5. In the event that an Oracle error is encountered and depending how severe the database error may be, a recover from backup may need to be done. We recommend reading the documentation regarding ?Best Practices for Backup and Recovery? located on the Documentation Portal. http://partners.retailpro.com/Documentation/view.php?id=257

If no backup is available, reinstalling and regenerating may be the only option if this happens to be a store database that routinely transmits everyday transactions to a corporate database. Please note, that this is not a valid backup scheme.

6. Option of Last Resort

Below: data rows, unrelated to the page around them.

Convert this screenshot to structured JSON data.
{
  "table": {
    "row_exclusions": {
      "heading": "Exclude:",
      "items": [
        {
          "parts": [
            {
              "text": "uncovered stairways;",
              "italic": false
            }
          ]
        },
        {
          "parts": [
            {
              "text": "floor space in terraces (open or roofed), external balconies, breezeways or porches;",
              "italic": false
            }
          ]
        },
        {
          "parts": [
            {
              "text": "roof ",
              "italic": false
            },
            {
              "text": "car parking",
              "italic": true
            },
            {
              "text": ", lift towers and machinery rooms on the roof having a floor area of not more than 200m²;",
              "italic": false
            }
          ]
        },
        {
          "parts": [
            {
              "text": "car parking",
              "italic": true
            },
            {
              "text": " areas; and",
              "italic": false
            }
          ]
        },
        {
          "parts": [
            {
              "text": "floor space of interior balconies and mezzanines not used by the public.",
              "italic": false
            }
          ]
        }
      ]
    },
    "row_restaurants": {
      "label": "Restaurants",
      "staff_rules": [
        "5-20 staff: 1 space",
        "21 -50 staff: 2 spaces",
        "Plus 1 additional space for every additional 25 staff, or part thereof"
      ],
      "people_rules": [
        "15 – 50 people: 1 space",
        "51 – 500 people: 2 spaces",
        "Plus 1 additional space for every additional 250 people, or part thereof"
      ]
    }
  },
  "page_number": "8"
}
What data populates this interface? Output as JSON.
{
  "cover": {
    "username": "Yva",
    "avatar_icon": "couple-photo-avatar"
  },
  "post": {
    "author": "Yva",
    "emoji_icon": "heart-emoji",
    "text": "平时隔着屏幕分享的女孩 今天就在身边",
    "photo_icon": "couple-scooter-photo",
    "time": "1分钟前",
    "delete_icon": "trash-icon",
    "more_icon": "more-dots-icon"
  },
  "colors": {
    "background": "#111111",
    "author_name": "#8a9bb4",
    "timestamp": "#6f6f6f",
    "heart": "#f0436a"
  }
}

However, in some cases in order to recover a database may need the experience of an Oracle DBA. By enlisting our Professional Services staff who will attempt to repair the database for a fee. The repair attempt will be billed at our normal rate of $180 (US)/hour. The repair process usually takes between 2 and 6 hours ($360 to $1,080). We cannot guarantee this repair process will restore the database to its original state as this process may not be successful, the customer will be charged regardless of the outcome. The key to a successful recovery is having a recent good backup and archive files.

Published on Mar 18, 2014 in Database


Find Another Article